TRY IT:
Reproduce the entries that follow exactly, dropping each image.

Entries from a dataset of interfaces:
☆ ☆ ☆ ☆ ☆
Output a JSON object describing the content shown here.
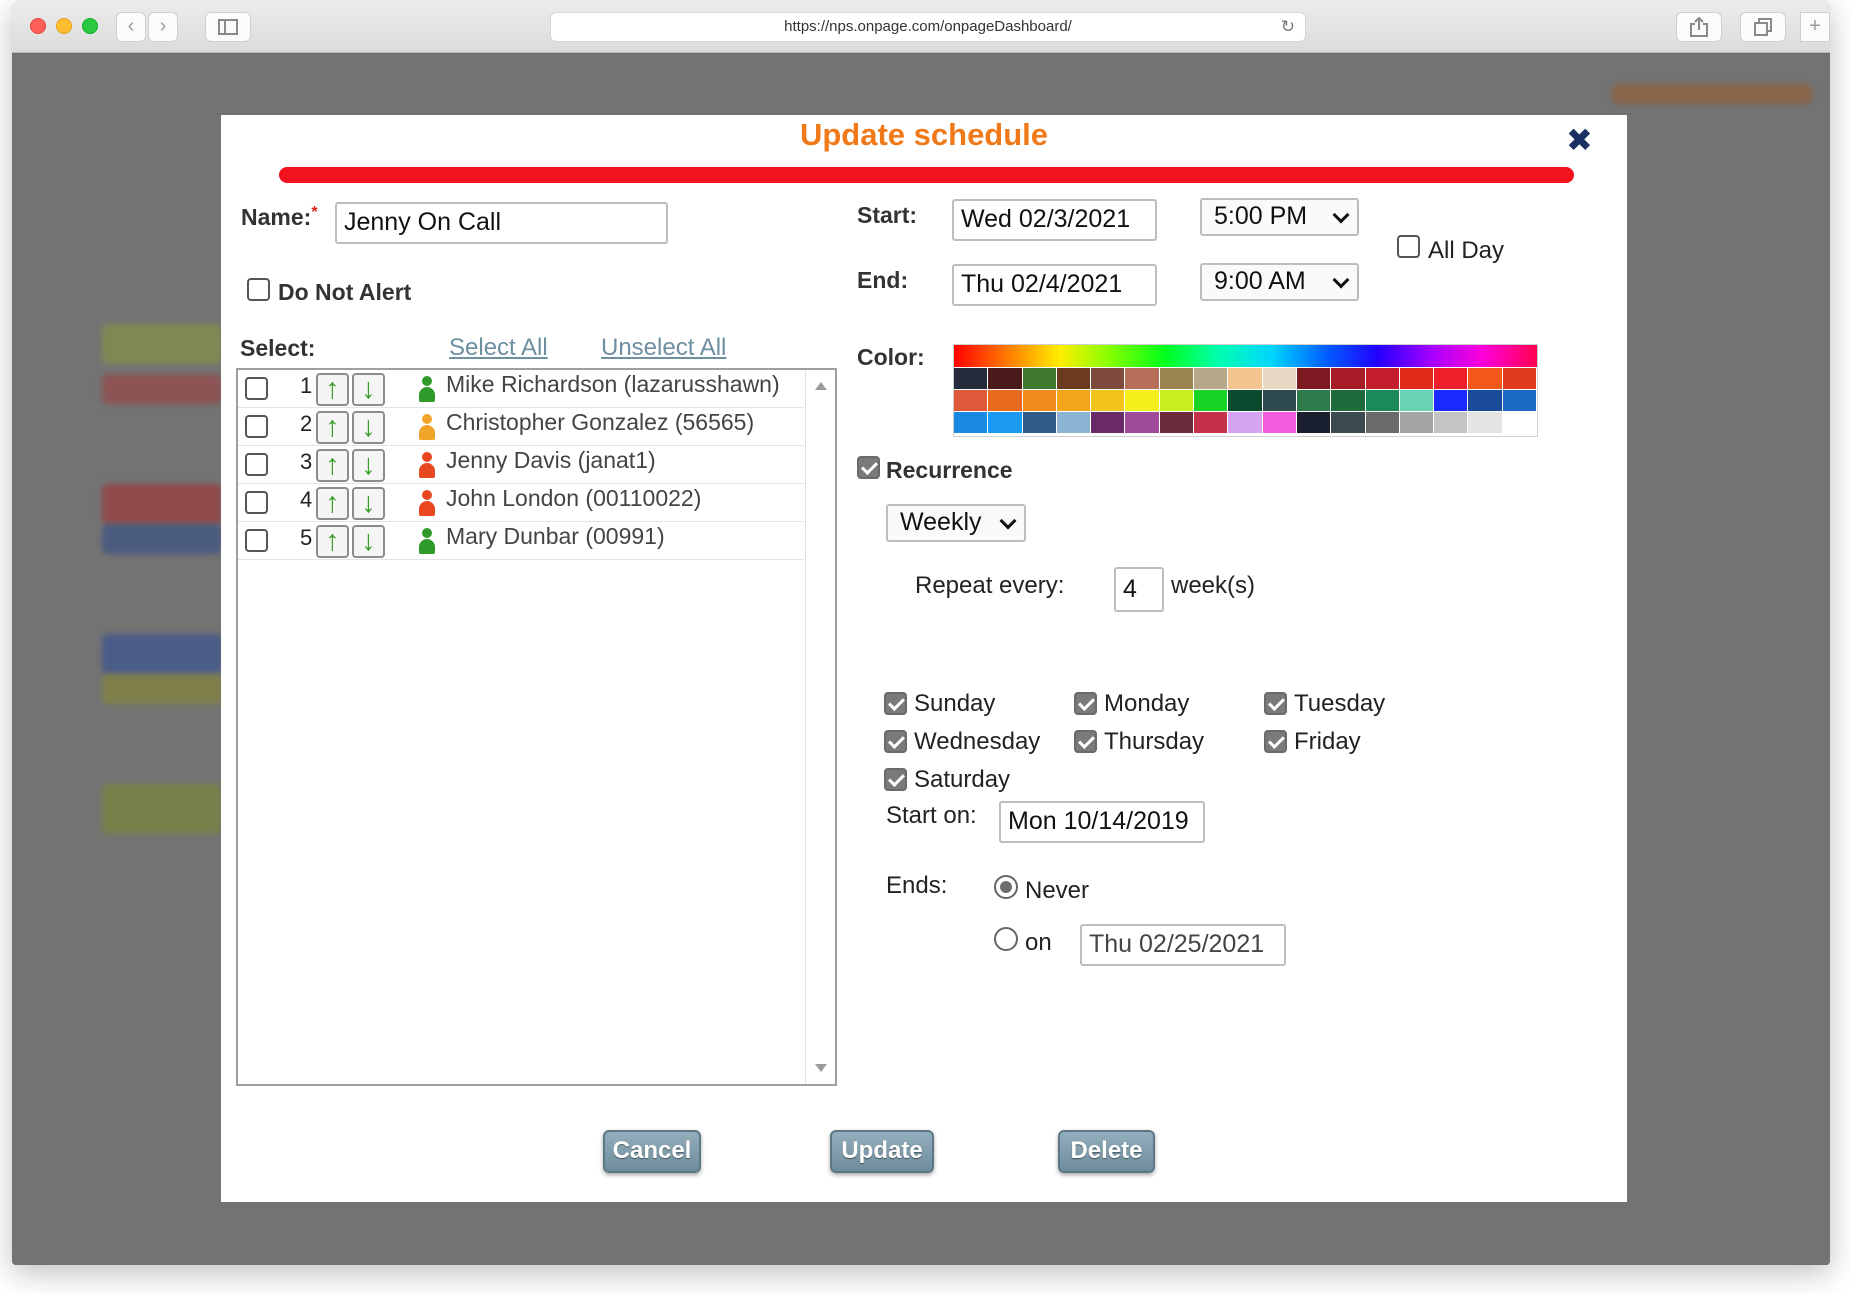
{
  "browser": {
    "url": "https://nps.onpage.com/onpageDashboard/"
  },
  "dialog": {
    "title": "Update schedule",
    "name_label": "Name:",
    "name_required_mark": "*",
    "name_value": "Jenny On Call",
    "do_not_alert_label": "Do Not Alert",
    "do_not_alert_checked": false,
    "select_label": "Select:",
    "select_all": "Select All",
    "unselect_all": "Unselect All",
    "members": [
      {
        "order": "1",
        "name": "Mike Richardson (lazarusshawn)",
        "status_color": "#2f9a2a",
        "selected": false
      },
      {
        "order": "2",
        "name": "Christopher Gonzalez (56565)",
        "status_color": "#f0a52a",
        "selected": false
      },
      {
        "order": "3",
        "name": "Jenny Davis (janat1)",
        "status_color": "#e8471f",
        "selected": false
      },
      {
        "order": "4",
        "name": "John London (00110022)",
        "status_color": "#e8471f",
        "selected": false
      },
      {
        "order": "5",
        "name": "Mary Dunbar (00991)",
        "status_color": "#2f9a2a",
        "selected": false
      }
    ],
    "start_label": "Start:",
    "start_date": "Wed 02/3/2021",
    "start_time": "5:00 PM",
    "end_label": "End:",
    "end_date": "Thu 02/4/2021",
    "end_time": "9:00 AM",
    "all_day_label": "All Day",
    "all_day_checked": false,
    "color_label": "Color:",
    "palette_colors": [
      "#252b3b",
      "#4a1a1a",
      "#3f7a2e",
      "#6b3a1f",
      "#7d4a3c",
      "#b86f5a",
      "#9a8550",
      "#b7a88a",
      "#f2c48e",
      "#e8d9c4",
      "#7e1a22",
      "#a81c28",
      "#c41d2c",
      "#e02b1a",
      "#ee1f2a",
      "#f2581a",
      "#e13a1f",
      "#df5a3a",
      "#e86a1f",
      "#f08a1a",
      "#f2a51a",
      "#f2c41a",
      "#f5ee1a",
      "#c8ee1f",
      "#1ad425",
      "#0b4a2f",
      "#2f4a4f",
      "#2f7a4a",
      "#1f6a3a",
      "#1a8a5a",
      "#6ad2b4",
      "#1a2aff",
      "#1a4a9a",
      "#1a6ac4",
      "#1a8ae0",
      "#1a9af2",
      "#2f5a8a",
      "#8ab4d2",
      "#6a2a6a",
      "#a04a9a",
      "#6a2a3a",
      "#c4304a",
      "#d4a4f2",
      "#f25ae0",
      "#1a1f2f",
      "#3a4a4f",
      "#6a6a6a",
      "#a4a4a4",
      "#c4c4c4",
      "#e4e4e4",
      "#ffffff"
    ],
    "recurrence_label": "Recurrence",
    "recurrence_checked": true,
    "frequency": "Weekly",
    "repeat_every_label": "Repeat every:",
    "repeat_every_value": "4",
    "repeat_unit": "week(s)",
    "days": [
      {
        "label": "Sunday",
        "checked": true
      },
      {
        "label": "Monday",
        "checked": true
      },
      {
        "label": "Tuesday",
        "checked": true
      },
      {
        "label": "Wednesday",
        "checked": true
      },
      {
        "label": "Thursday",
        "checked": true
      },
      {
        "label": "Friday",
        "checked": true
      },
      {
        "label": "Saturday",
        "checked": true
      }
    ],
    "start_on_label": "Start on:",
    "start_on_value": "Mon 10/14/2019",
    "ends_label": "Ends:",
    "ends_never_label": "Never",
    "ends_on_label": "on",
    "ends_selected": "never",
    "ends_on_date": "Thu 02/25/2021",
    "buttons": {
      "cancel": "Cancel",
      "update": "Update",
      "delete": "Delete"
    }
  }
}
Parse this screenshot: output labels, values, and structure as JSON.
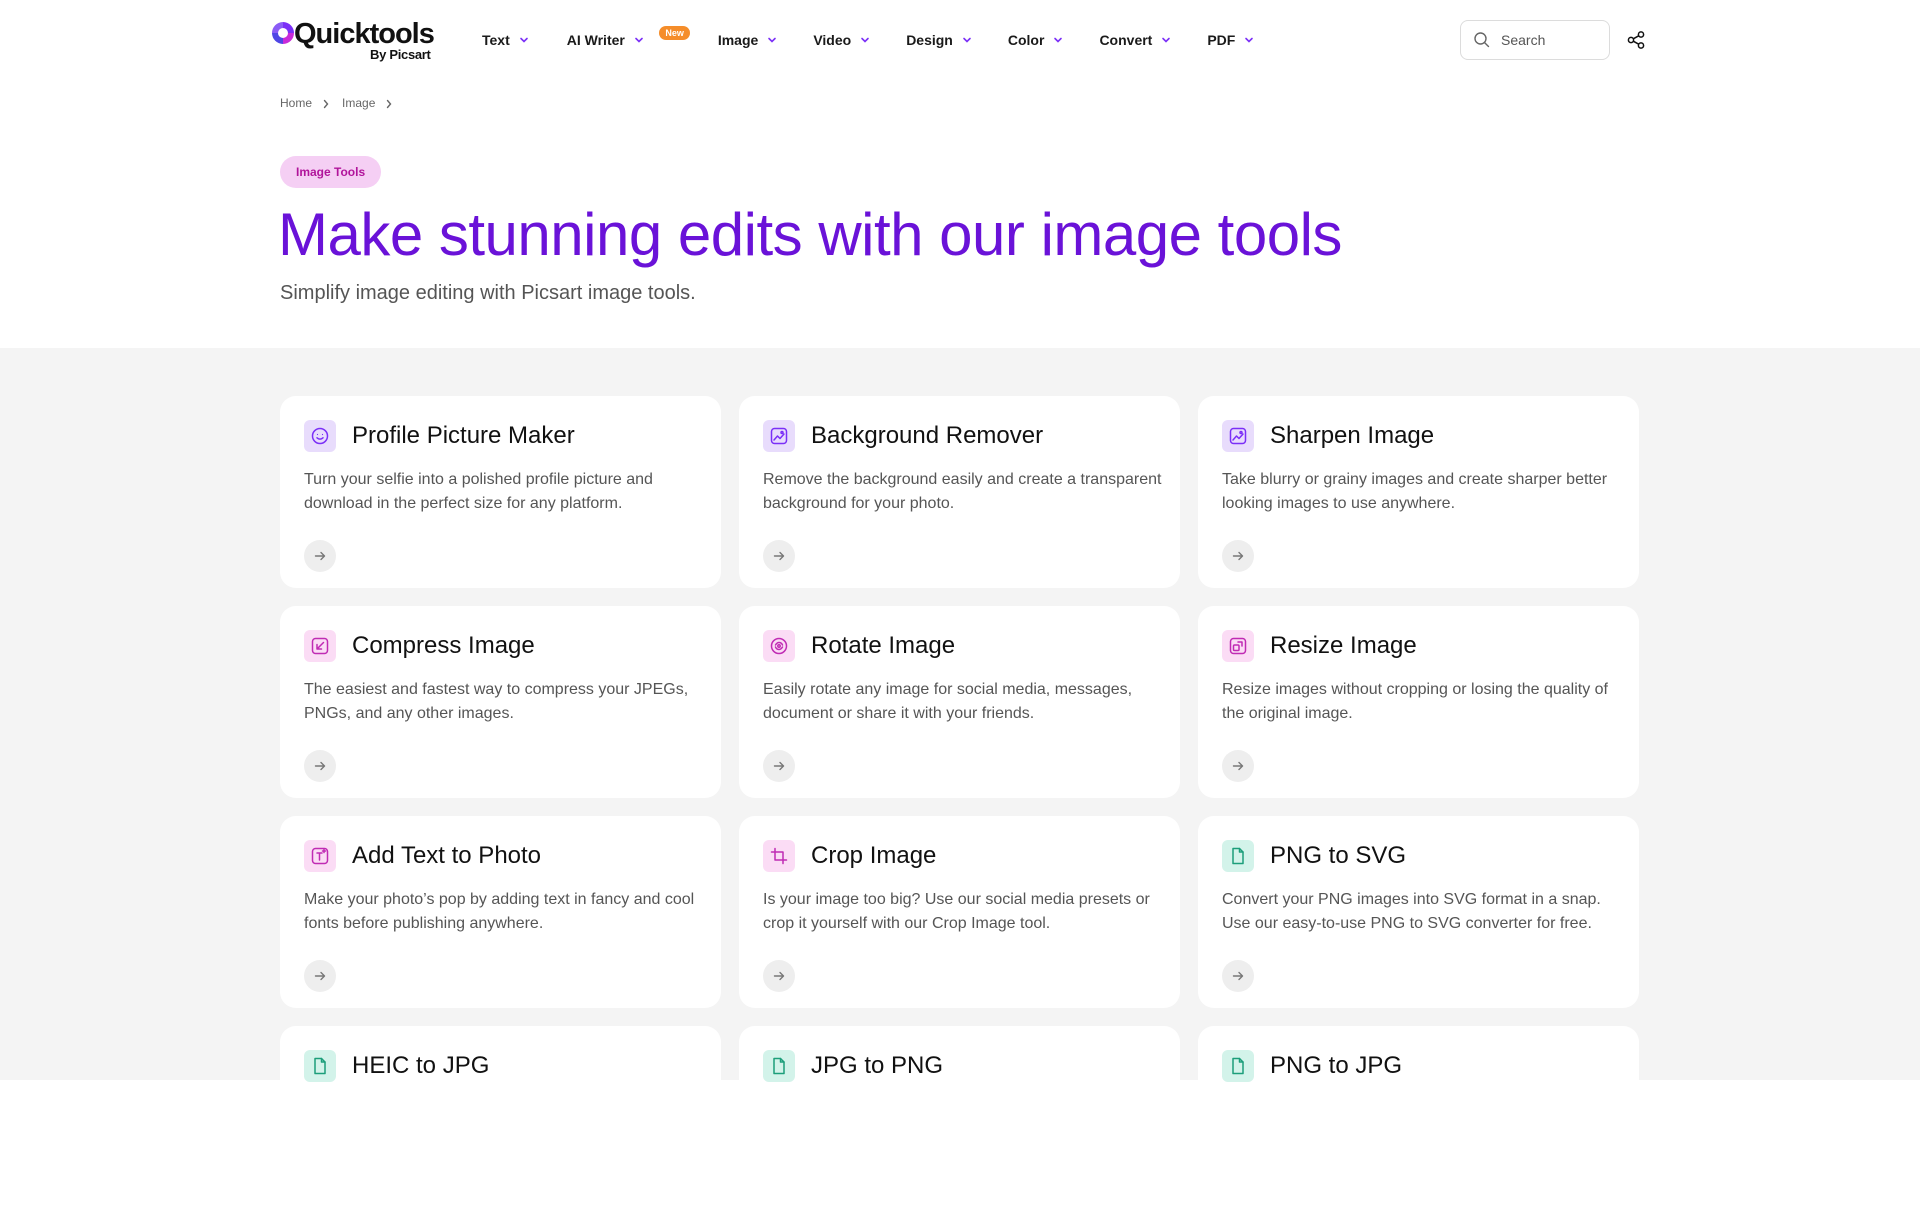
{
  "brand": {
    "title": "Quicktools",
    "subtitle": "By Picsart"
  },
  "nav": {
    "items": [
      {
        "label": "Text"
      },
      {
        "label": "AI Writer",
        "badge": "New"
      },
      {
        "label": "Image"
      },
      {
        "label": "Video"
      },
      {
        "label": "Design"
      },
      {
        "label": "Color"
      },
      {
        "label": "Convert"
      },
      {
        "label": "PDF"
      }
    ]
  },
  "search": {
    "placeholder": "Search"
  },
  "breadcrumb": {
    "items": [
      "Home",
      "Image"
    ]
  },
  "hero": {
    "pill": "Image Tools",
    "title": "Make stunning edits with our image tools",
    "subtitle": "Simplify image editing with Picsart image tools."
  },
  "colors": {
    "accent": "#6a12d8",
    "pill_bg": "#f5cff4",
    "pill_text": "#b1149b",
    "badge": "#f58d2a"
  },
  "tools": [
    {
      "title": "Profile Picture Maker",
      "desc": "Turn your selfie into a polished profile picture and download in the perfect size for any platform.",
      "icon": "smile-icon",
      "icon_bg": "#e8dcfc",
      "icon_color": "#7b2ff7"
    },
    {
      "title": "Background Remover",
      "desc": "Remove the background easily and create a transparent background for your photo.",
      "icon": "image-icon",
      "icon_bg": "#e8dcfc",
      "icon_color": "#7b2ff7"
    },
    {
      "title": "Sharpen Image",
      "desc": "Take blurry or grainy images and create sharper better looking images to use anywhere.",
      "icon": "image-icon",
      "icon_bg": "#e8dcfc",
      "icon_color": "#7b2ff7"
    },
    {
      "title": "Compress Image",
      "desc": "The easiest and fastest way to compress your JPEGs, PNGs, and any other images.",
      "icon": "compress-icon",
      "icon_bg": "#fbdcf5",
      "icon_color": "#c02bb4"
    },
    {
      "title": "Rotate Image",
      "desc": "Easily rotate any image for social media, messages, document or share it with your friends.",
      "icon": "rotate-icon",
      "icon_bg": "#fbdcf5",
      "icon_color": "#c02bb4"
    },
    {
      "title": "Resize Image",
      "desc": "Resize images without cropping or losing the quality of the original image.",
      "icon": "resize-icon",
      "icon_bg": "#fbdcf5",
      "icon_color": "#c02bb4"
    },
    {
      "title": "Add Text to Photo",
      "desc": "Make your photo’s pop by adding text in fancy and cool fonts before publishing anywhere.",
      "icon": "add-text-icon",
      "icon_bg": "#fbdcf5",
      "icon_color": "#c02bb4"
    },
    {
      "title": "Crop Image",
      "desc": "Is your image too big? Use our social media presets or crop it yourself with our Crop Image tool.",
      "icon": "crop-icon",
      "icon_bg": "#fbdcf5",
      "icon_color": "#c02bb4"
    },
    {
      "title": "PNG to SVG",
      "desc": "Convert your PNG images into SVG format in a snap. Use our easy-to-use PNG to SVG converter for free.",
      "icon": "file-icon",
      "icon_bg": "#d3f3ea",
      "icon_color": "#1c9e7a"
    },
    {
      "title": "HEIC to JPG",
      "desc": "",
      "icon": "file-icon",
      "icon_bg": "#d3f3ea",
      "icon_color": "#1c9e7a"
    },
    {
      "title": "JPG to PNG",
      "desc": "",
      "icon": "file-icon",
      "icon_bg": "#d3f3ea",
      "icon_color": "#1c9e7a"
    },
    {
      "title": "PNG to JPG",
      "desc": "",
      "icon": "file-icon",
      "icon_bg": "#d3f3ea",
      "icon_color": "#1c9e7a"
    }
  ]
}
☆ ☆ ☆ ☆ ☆
RESPONSE FOR THIS EXERCISE:
Output a JSON object describing the content shown here.
{
  "browser": {
    "url": "https://nps.onpage.com/onpageDashboard/"
  },
  "dialog": {
    "title": "Update schedule",
    "name_label": "Name:",
    "name_required_mark": "*",
    "name_value": "Jenny On Call",
    "do_not_alert_label": "Do Not Alert",
    "do_not_alert_checked": false,
    "select_label": "Select:",
    "select_all": "Select All",
    "unselect_all": "Unselect All",
    "members": [
      {
        "order": "1",
        "name": "Mike Richardson (lazarusshawn)",
        "status_color": "#2f9a2a",
        "selected": false
      },
      {
        "order": "2",
        "name": "Christopher Gonzalez (56565)",
        "status_color": "#f0a52a",
        "selected": false
      },
      {
        "order": "3",
        "name": "Jenny Davis (janat1)",
        "status_color": "#e8471f",
        "selected": false
      },
      {
        "order": "4",
        "name": "John London (00110022)",
        "status_color": "#e8471f",
        "selected": false
      },
      {
        "order": "5",
        "name": "Mary Dunbar (00991)",
        "status_color": "#2f9a2a",
        "selected": false
      }
    ],
    "start_label": "Start:",
    "start_date": "Wed 02/3/2021",
    "start_time": "5:00 PM",
    "end_label": "End:",
    "end_date": "Thu 02/4/2021",
    "end_time": "9:00 AM",
    "all_day_label": "All Day",
    "all_day_checked": false,
    "color_label": "Color:",
    "palette_colors": [
      "#252b3b",
      "#4a1a1a",
      "#3f7a2e",
      "#6b3a1f",
      "#7d4a3c",
      "#b86f5a",
      "#9a8550",
      "#b7a88a",
      "#f2c48e",
      "#e8d9c4",
      "#7e1a22",
      "#a81c28",
      "#c41d2c",
      "#e02b1a",
      "#ee1f2a",
      "#f2581a",
      "#e13a1f",
      "#df5a3a",
      "#e86a1f",
      "#f08a1a",
      "#f2a51a",
      "#f2c41a",
      "#f5ee1a",
      "#c8ee1f",
      "#1ad425",
      "#0b4a2f",
      "#2f4a4f",
      "#2f7a4a",
      "#1f6a3a",
      "#1a8a5a",
      "#6ad2b4",
      "#1a2aff",
      "#1a4a9a",
      "#1a6ac4",
      "#1a8ae0",
      "#1a9af2",
      "#2f5a8a",
      "#8ab4d2",
      "#6a2a6a",
      "#a04a9a",
      "#6a2a3a",
      "#c4304a",
      "#d4a4f2",
      "#f25ae0",
      "#1a1f2f",
      "#3a4a4f",
      "#6a6a6a",
      "#a4a4a4",
      "#c4c4c4",
      "#e4e4e4",
      "#ffffff"
    ],
    "recurrence_label": "Recurrence",
    "recurrence_checked": true,
    "frequency": "Weekly",
    "repeat_every_label": "Repeat every:",
    "repeat_every_value": "4",
    "repeat_unit": "week(s)",
    "days": [
      {
        "label": "Sunday",
        "checked": true
      },
      {
        "label": "Monday",
        "checked": true
      },
      {
        "label": "Tuesday",
        "checked": true
      },
      {
        "label": "Wednesday",
        "checked": true
      },
      {
        "label": "Thursday",
        "checked": true
      },
      {
        "label": "Friday",
        "checked": true
      },
      {
        "label": "Saturday",
        "checked": true
      }
    ],
    "start_on_label": "Start on:",
    "start_on_value": "Mon 10/14/2019",
    "ends_label": "Ends:",
    "ends_never_label": "Never",
    "ends_on_label": "on",
    "ends_selected": "never",
    "ends_on_date": "Thu 02/25/2021",
    "buttons": {
      "cancel": "Cancel",
      "update": "Update",
      "delete": "Delete"
    }
  }
}
Parse this screenshot: output labels, values, and structure as JSON.
{
  "brand": {
    "title": "Quicktools",
    "subtitle": "By Picsart"
  },
  "nav": {
    "items": [
      {
        "label": "Text"
      },
      {
        "label": "AI Writer",
        "badge": "New"
      },
      {
        "label": "Image"
      },
      {
        "label": "Video"
      },
      {
        "label": "Design"
      },
      {
        "label": "Color"
      },
      {
        "label": "Convert"
      },
      {
        "label": "PDF"
      }
    ]
  },
  "search": {
    "placeholder": "Search"
  },
  "breadcrumb": {
    "items": [
      "Home",
      "Image"
    ]
  },
  "hero": {
    "pill": "Image Tools",
    "title": "Make stunning edits with our image tools",
    "subtitle": "Simplify image editing with Picsart image tools."
  },
  "colors": {
    "accent": "#6a12d8",
    "pill_bg": "#f5cff4",
    "pill_text": "#b1149b",
    "badge": "#f58d2a"
  },
  "tools": [
    {
      "title": "Profile Picture Maker",
      "desc": "Turn your selfie into a polished profile picture and download in the perfect size for any platform.",
      "icon": "smile-icon",
      "icon_bg": "#e8dcfc",
      "icon_color": "#7b2ff7"
    },
    {
      "title": "Background Remover",
      "desc": "Remove the background easily and create a transparent background for your photo.",
      "icon": "image-icon",
      "icon_bg": "#e8dcfc",
      "icon_color": "#7b2ff7"
    },
    {
      "title": "Sharpen Image",
      "desc": "Take blurry or grainy images and create sharper better looking images to use anywhere.",
      "icon": "image-icon",
      "icon_bg": "#e8dcfc",
      "icon_color": "#7b2ff7"
    },
    {
      "title": "Compress Image",
      "desc": "The easiest and fastest way to compress your JPEGs, PNGs, and any other images.",
      "icon": "compress-icon",
      "icon_bg": "#fbdcf5",
      "icon_color": "#c02bb4"
    },
    {
      "title": "Rotate Image",
      "desc": "Easily rotate any image for social media, messages, document or share it with your friends.",
      "icon": "rotate-icon",
      "icon_bg": "#fbdcf5",
      "icon_color": "#c02bb4"
    },
    {
      "title": "Resize Image",
      "desc": "Resize images without cropping or losing the quality of the original image.",
      "icon": "resize-icon",
      "icon_bg": "#fbdcf5",
      "icon_color": "#c02bb4"
    },
    {
      "title": "Add Text to Photo",
      "desc": "Make your photo’s pop by adding text in fancy and cool fonts before publishing anywhere.",
      "icon": "add-text-icon",
      "icon_bg": "#fbdcf5",
      "icon_color": "#c02bb4"
    },
    {
      "title": "Crop Image",
      "desc": "Is your image too big? Use our social media presets or crop it yourself with our Crop Image tool.",
      "icon": "crop-icon",
      "icon_bg": "#fbdcf5",
      "icon_color": "#c02bb4"
    },
    {
      "title": "PNG to SVG",
      "desc": "Convert your PNG images into SVG format in a snap. Use our easy-to-use PNG to SVG converter for free.",
      "icon": "file-icon",
      "icon_bg": "#d3f3ea",
      "icon_color": "#1c9e7a"
    },
    {
      "title": "HEIC to JPG",
      "desc": "",
      "icon": "file-icon",
      "icon_bg": "#d3f3ea",
      "icon_color": "#1c9e7a"
    },
    {
      "title": "JPG to PNG",
      "desc": "",
      "icon": "file-icon",
      "icon_bg": "#d3f3ea",
      "icon_color": "#1c9e7a"
    },
    {
      "title": "PNG to JPG",
      "desc": "",
      "icon": "file-icon",
      "icon_bg": "#d3f3ea",
      "icon_color": "#1c9e7a"
    }
  ]
}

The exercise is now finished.